The knock on Tim Cook when he took over for Steve Jobs was that he wasn’t a product guy, and that’s true if you define “product” strictly as a finished piece of hardware.
But think about all the pieces — hardware, software, services — that had to come together to make Apple Pay work:
- The Passbook app, introduced at the first post-Jobs WWDC in June 2012 when nobody outside Apple could figure out what it was for.
- The acquisition in July 2012 of AuthenTec’s military-strength fingerprint recognition technology.
- The Sept. 2013 launch of TouchID on the iPhone 5S, the first iPhone with a scratch-proof sapphire home button.
- Deals negotiated in early 2014 with the major payment networks, the big U.S. banks and hundreds of retailers, from Aéropostale to Walt Disney Resorts.

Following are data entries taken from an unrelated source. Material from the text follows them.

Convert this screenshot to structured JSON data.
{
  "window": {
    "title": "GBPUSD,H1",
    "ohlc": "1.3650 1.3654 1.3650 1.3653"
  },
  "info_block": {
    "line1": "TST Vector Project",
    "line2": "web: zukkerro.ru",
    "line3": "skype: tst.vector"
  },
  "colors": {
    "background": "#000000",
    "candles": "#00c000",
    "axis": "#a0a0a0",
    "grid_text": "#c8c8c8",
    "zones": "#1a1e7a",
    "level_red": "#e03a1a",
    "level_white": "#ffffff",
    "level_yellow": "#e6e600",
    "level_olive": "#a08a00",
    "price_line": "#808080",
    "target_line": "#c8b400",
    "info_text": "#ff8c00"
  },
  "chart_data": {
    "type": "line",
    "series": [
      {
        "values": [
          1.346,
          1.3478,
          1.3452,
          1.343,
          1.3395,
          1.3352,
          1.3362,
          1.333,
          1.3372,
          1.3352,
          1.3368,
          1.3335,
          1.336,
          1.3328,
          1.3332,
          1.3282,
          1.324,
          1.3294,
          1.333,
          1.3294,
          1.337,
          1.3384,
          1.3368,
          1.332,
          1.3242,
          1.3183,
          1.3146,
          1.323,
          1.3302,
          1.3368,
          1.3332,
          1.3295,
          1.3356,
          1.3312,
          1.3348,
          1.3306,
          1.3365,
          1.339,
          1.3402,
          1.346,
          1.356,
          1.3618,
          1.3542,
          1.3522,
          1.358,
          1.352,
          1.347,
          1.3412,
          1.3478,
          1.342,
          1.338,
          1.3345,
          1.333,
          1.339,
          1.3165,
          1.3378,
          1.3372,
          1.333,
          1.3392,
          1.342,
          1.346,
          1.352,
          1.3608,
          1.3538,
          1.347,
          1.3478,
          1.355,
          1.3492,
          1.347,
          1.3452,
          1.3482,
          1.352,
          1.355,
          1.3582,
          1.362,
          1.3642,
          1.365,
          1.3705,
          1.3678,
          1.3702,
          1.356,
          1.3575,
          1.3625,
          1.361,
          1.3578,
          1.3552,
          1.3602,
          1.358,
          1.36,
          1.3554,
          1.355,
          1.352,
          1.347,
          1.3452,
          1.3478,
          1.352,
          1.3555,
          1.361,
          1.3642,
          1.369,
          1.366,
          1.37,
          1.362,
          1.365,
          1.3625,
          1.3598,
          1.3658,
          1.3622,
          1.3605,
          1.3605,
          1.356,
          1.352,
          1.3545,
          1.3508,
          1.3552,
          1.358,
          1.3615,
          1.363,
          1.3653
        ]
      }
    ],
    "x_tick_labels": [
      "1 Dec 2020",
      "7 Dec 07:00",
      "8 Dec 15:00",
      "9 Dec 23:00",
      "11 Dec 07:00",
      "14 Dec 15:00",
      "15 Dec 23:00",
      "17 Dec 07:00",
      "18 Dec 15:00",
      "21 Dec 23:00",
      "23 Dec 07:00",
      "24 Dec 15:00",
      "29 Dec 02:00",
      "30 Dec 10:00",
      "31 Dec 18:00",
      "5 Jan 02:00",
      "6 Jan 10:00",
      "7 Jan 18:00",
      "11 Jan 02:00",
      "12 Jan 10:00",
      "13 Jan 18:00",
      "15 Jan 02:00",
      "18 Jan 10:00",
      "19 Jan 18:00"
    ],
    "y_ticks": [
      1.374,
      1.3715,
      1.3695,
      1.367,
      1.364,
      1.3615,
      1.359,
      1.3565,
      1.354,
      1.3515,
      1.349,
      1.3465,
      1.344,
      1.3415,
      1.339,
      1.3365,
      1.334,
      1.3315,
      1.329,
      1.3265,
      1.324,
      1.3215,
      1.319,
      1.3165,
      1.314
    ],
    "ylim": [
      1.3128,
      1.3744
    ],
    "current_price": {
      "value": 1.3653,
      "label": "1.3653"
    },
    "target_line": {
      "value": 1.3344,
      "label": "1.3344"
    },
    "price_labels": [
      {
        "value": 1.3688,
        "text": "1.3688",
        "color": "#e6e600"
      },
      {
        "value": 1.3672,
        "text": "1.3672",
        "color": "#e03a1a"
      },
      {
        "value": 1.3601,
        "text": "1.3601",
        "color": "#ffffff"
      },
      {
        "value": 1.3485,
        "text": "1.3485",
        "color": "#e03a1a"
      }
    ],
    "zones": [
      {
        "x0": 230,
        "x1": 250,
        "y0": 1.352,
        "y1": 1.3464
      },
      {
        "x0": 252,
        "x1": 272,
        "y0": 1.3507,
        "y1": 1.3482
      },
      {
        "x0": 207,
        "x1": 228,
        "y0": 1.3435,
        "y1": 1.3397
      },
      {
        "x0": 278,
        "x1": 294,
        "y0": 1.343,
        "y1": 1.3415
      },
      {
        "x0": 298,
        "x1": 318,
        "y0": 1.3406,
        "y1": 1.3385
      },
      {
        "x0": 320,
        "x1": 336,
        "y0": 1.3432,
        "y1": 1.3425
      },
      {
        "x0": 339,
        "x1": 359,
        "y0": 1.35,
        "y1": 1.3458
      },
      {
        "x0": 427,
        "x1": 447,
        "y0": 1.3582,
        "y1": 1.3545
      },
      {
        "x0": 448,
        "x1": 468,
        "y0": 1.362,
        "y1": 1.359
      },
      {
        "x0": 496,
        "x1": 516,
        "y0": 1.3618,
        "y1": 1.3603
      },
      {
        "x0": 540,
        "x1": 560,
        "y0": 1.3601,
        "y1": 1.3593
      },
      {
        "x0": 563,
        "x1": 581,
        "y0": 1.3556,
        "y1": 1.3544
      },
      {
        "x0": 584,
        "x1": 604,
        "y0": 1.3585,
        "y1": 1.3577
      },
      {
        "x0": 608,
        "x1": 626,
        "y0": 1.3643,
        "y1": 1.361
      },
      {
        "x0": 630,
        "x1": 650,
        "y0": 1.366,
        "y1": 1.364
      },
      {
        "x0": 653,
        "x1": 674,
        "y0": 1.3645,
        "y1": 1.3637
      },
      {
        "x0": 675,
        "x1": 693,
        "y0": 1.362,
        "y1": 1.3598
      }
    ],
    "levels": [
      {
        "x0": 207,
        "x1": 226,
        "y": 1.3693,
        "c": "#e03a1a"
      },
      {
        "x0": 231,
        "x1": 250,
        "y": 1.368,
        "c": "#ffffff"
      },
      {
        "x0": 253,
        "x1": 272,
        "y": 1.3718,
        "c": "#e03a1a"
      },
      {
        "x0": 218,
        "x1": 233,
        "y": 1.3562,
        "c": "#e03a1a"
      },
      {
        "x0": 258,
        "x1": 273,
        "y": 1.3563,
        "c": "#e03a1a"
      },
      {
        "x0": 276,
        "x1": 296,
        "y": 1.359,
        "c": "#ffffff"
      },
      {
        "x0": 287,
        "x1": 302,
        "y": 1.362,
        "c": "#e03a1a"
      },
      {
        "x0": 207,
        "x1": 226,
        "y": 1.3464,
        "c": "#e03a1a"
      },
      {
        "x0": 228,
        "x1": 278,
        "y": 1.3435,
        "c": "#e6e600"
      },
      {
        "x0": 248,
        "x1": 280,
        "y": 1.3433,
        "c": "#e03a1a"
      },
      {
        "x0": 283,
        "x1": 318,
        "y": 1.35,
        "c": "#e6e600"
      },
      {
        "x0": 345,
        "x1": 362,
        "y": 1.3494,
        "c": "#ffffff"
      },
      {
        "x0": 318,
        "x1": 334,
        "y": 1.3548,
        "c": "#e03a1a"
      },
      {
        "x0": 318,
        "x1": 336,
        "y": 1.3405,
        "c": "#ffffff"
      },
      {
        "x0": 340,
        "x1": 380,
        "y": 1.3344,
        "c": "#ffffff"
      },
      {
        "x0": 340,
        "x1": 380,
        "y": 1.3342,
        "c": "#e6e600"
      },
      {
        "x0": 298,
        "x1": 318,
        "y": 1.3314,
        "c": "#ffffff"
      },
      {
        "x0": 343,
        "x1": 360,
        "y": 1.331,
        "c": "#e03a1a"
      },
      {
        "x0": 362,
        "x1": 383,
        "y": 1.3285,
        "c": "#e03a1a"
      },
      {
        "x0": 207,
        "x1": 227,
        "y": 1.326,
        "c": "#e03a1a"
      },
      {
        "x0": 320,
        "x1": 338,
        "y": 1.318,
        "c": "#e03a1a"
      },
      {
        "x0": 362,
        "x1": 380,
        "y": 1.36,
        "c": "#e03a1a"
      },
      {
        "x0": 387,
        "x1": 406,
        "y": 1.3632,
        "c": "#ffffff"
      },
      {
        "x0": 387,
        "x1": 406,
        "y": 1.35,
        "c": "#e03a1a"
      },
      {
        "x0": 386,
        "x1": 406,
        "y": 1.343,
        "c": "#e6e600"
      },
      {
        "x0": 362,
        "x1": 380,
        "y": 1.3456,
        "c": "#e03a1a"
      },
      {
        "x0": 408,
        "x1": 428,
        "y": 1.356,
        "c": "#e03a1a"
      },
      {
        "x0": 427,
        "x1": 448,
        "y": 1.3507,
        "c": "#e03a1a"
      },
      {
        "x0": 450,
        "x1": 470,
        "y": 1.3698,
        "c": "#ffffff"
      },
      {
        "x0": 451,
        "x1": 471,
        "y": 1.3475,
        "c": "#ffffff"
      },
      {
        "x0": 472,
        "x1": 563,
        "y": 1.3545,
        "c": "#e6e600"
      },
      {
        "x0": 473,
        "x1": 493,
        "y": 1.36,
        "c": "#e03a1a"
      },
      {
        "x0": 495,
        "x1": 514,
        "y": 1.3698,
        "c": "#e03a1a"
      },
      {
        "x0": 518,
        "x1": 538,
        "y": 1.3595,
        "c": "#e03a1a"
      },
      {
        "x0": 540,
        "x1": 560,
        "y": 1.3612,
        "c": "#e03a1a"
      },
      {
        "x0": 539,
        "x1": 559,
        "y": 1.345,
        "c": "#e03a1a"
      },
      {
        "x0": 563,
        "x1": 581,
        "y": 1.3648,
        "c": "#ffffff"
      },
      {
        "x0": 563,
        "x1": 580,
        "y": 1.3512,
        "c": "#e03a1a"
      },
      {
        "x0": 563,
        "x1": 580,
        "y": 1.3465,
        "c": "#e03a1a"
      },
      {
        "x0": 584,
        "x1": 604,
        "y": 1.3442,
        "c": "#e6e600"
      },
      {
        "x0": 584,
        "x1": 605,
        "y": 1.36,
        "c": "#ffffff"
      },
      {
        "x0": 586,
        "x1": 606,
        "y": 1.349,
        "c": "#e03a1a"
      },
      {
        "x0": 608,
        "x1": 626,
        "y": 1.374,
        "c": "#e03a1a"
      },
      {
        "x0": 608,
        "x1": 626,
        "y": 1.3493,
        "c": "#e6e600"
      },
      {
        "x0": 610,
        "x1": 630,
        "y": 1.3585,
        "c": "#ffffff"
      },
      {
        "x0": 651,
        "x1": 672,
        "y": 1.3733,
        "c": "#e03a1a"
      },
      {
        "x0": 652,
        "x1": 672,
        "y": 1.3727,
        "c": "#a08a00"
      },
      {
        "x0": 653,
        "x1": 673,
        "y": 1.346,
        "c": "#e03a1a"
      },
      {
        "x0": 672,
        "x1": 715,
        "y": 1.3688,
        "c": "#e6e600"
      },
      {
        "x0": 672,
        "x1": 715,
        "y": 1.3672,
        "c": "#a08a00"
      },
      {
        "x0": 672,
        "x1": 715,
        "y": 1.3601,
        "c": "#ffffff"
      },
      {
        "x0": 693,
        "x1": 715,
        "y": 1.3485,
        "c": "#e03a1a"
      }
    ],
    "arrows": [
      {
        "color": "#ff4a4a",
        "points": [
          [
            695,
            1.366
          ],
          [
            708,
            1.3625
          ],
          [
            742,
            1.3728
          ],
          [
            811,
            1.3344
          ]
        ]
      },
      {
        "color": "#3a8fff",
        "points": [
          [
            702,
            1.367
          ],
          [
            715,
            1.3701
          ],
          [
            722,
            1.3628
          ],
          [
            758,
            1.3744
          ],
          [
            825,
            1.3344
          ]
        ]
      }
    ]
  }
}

- The Sept. 2014 launch of iPhone 6/6+, the first Apple phones equipped with NFC chips.
- Finally, with the release of iOS 8.1 on Oct. 20, the official launch of Apple Pay.
Now watch Cook’s body language in the attached clip from the Wall Street Journal‘s inaugural WSJLIVE conference, when he trots out some numbers he says he’s been “following pretty closely”: More than 1 million credit cards activated in the first 72 hours; more mobile point-of-sale payments than the sum of all competing systems.
“We’re already No. 1,” he says, leaning forward, pointing, and drawing a pie chart in the air. “Not just No. 1, but we’re more than the total of all the other guys. And we’ve only been at it a week!”
Resistance from CVS and Rite Aid is probably futile. Alibaba’s Jack Ma is ready to sign. China’s UnionPay is reportedly on board. And then, according to WSJLIVE’s unintentionally funny machine-generated transcription, there’s “the whole rest of the war.”
I can’t think of anyone better to design a smart watch than Jony Ive. Or anyone better than Tim Cook to solve the problem of contactless mobile payments at the point of sale.